So … that’s quite a lot of stuff, I think. There’s probably more but I can’t think of any right now.
And of all of that stuff, running is the hardest. Of all that stuff, running is the one thing that I have to talk myself into doing. I sit on the edge of my bed and stare at my shoes, trying to intimidate them as much as they intimidate me.
You never know how the next run is going to feel. You could feel on top of the world, flying like a gazelle. But you could just as easily get outside and find that someone has pumped cement into your legs.
Running makes you work. Running brings you down a peg or two. Running shows you who you are – and you might not always like what you see. You are defined by running as much as who you are defines your running.
But, maybe because running makes you work so hard, nothing makes you feel as good as running does. It must be what the old prospectors felt like when they eventually found a diamond after days, weeks and months of scratching in the dirt. Running in the rain, running during a storm, running at sunrise or at sunset, running along the road, along the beach or on a mountain trail … each run can be as exhilarating as the other. Each run can as easily bring you closer to your higher self as it can shove you face to face with your demons.
And this morning I put on a dress that I used to wear twenty years ago. And it fits like it did twenty years ago.

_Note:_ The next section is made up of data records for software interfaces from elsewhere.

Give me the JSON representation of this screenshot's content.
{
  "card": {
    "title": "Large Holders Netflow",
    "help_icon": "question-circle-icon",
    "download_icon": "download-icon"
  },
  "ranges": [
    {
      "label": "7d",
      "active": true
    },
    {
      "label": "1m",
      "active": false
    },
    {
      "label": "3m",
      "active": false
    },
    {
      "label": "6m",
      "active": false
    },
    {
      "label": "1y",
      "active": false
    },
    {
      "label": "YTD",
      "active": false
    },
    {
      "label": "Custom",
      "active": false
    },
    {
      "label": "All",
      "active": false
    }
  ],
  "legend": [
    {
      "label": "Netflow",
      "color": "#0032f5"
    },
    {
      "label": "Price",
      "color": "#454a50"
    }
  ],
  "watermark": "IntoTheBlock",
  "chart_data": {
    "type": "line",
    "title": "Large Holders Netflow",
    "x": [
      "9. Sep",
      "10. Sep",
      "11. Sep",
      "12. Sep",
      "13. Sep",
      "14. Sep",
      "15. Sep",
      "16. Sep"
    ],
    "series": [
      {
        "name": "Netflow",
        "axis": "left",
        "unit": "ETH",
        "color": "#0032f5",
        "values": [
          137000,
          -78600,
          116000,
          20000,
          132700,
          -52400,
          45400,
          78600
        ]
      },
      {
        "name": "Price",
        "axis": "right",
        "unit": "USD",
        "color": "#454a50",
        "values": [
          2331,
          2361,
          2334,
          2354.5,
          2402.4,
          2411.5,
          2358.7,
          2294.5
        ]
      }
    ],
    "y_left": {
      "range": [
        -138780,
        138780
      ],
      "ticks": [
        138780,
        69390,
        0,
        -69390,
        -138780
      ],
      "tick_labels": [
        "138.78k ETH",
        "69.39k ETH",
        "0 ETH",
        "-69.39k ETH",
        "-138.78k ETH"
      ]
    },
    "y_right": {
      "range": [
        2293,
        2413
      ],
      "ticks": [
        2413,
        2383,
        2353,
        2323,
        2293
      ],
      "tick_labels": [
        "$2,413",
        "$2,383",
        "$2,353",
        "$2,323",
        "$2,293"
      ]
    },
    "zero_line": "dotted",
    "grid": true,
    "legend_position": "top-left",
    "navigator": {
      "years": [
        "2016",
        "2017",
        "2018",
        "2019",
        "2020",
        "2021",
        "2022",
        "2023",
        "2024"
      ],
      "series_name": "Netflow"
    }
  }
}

It didn’t fit that well over the last ten years or so. But then, I hadn’t been running over the last ten years or so.
And so I have this to say about the pleasures of running: if ever you thought running could make you feel good, try on a dress that you last wore in the early days of dating your Significant Other. Gosh, suddenly I do so very much love running!